##### Data section #####

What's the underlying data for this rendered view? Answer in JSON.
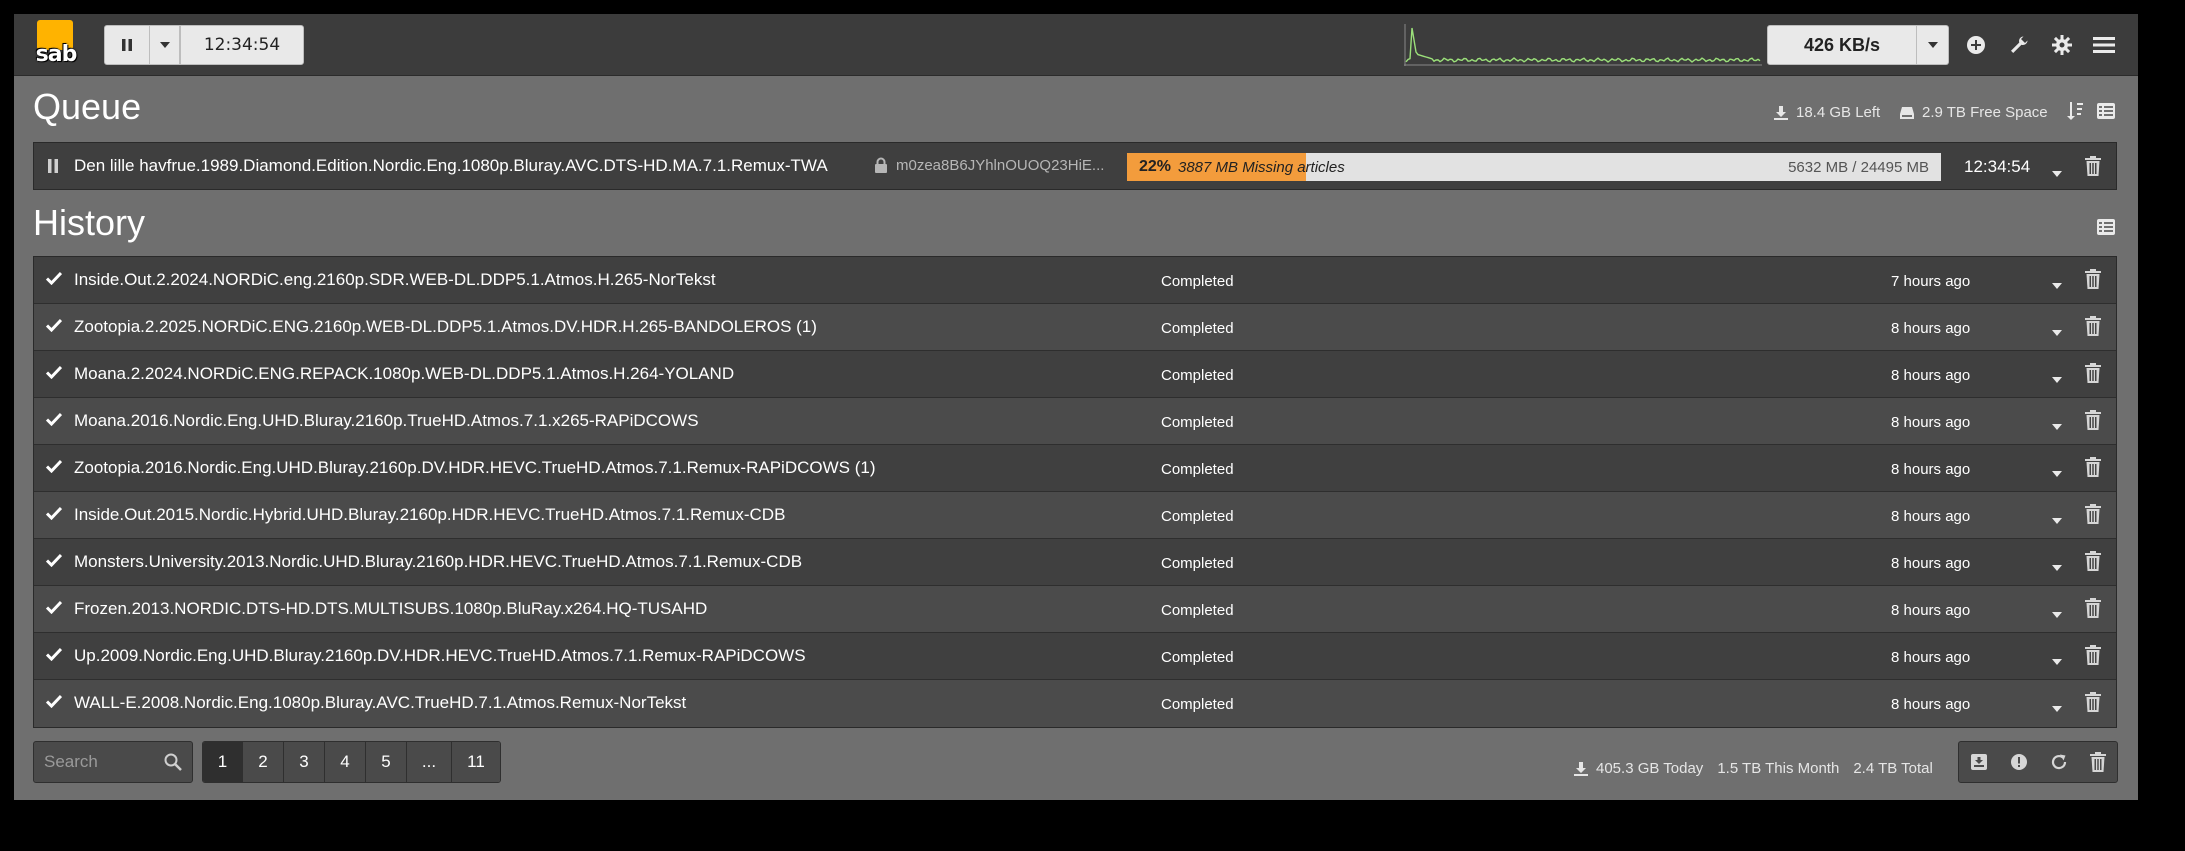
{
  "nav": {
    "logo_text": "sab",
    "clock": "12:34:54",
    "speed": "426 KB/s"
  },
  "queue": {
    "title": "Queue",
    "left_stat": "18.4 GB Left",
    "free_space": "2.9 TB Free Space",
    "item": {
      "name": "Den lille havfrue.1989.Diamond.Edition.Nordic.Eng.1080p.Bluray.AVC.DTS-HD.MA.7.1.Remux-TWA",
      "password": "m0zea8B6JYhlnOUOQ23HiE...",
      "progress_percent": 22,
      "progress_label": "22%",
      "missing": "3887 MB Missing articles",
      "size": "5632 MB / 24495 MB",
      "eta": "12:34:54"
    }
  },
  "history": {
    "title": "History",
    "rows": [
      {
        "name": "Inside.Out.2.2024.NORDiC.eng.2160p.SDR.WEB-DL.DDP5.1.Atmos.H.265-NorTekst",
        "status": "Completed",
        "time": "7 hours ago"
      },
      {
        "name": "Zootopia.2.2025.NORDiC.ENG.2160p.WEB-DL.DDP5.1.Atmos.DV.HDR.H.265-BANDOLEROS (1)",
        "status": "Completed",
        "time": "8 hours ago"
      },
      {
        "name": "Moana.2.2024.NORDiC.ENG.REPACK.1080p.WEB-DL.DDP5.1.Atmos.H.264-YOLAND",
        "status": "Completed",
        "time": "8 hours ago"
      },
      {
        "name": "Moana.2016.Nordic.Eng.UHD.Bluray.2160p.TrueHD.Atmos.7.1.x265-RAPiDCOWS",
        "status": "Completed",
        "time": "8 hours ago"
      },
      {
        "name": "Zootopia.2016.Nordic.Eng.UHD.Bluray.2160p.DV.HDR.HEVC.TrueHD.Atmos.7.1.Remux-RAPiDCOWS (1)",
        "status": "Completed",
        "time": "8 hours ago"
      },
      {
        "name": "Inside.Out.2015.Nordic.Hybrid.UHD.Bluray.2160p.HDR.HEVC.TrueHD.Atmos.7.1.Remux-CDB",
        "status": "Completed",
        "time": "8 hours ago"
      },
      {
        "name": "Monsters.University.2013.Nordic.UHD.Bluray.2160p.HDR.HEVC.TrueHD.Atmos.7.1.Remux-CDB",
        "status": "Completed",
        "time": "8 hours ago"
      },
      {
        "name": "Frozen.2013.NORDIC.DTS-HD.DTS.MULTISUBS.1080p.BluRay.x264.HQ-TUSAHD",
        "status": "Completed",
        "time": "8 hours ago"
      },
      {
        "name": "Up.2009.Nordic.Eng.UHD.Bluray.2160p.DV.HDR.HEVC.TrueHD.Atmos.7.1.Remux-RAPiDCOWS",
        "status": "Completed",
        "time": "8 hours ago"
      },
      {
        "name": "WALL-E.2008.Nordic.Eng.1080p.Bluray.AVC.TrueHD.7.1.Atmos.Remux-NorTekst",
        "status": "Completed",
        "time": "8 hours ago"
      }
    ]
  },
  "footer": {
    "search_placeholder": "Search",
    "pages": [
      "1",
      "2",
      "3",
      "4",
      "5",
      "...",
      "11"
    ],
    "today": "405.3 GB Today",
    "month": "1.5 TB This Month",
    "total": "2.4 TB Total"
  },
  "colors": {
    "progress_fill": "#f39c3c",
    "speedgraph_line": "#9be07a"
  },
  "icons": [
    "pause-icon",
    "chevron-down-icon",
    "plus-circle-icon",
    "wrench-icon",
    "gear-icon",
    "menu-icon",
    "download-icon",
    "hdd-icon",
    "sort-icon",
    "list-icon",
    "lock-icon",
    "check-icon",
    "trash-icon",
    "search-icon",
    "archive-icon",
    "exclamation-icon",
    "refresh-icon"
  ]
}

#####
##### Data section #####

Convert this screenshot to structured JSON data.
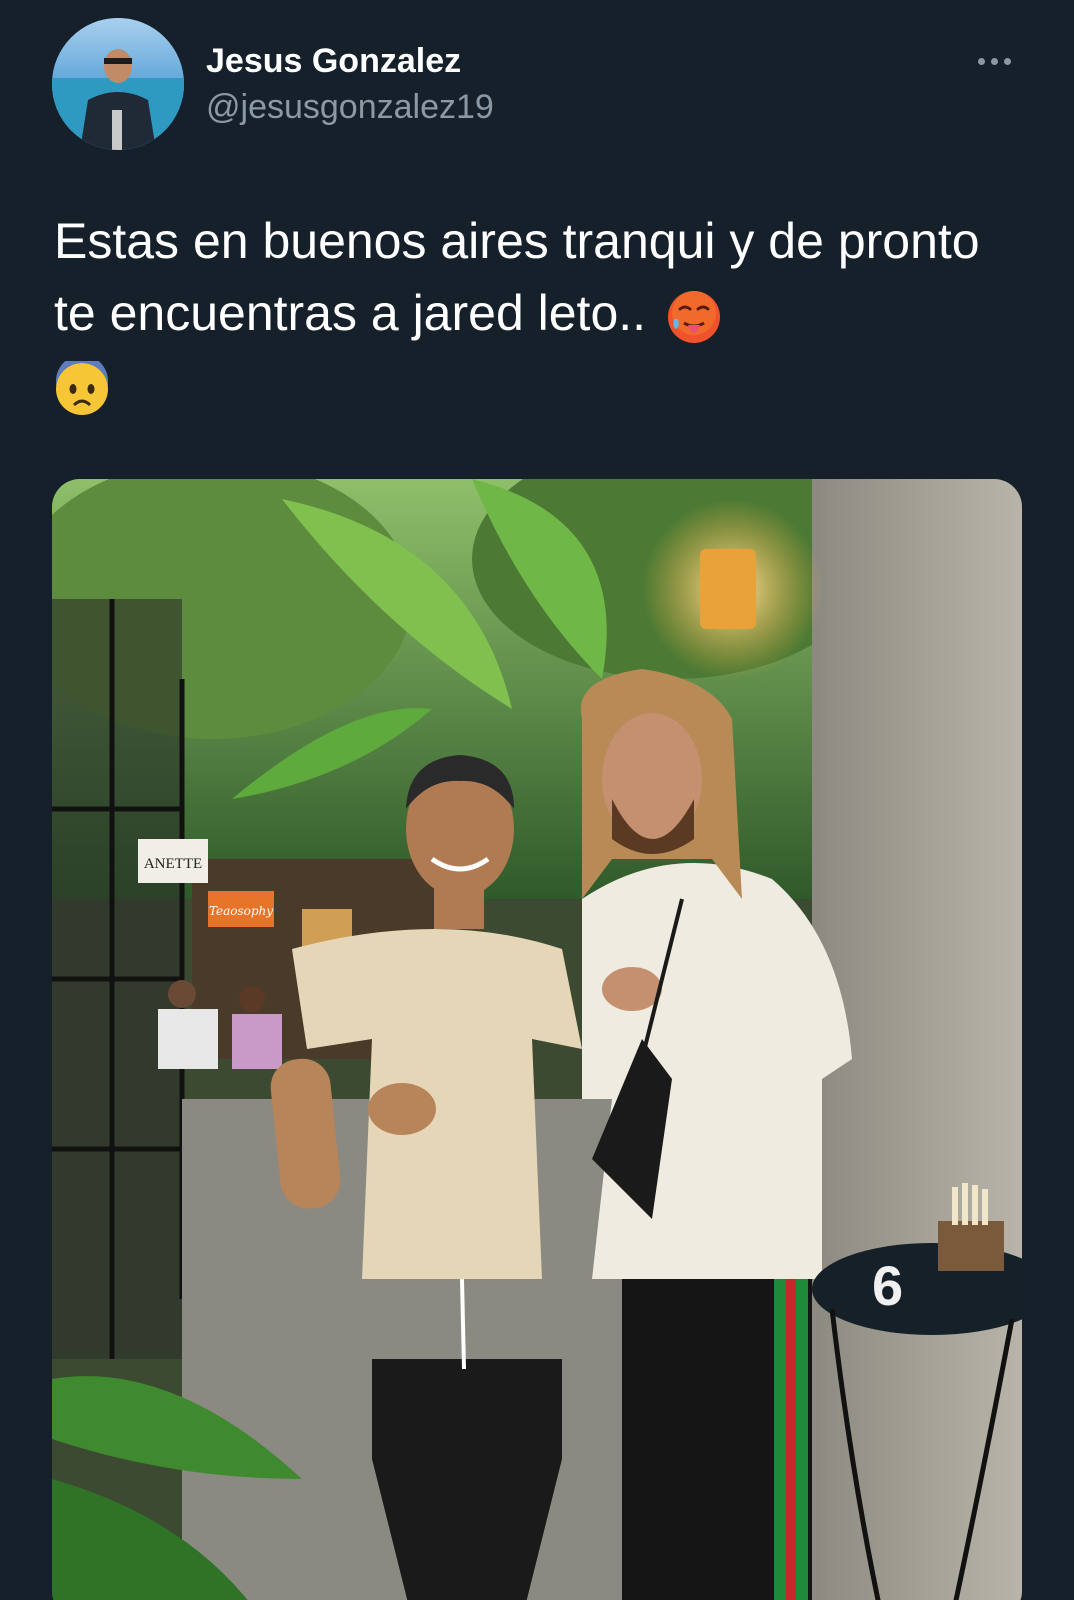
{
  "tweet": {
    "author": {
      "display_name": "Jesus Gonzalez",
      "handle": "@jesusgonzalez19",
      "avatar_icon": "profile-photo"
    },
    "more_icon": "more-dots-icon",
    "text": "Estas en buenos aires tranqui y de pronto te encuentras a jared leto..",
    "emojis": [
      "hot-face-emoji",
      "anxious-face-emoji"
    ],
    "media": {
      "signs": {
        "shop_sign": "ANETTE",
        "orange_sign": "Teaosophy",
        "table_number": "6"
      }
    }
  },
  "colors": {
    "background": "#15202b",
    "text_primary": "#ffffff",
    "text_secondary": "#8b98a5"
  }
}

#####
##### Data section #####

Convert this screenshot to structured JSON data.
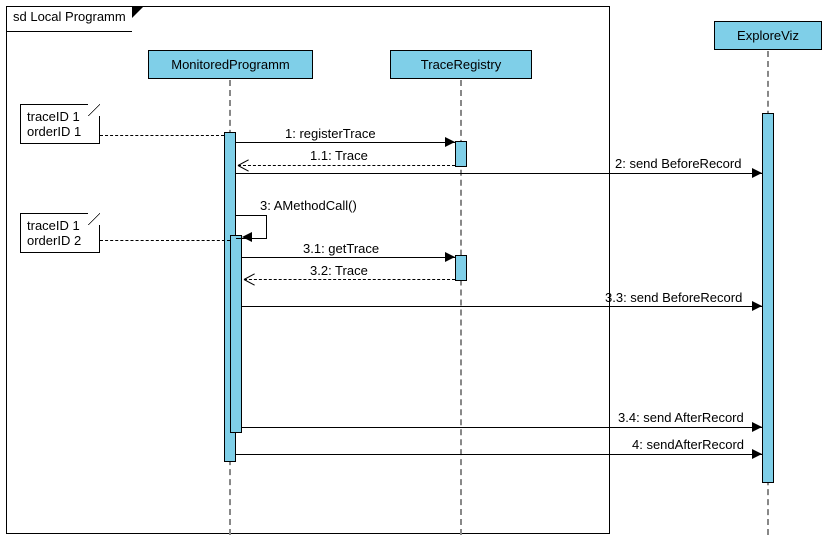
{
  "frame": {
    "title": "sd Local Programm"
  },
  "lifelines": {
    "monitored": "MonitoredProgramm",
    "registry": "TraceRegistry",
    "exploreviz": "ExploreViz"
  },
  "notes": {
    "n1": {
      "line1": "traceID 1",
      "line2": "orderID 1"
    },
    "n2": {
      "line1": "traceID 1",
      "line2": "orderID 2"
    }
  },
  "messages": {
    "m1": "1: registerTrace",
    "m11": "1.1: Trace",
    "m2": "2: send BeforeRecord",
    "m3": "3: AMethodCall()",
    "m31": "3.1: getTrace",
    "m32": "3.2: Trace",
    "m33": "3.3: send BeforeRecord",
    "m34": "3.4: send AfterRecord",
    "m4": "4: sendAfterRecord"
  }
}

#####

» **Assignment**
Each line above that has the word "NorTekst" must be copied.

» **Answer space**
        "name": "Inside.Out.2.2024.NORDiC.eng.2160p.SDR.WEB-DL.DDP5.1.Atmos.H.265-NorTekst",
        "name": "WALL-E.2008.Nordic.Eng.1080p.Bluray.AVC.TrueHD.7.1.Atmos.Remux-NorTekst",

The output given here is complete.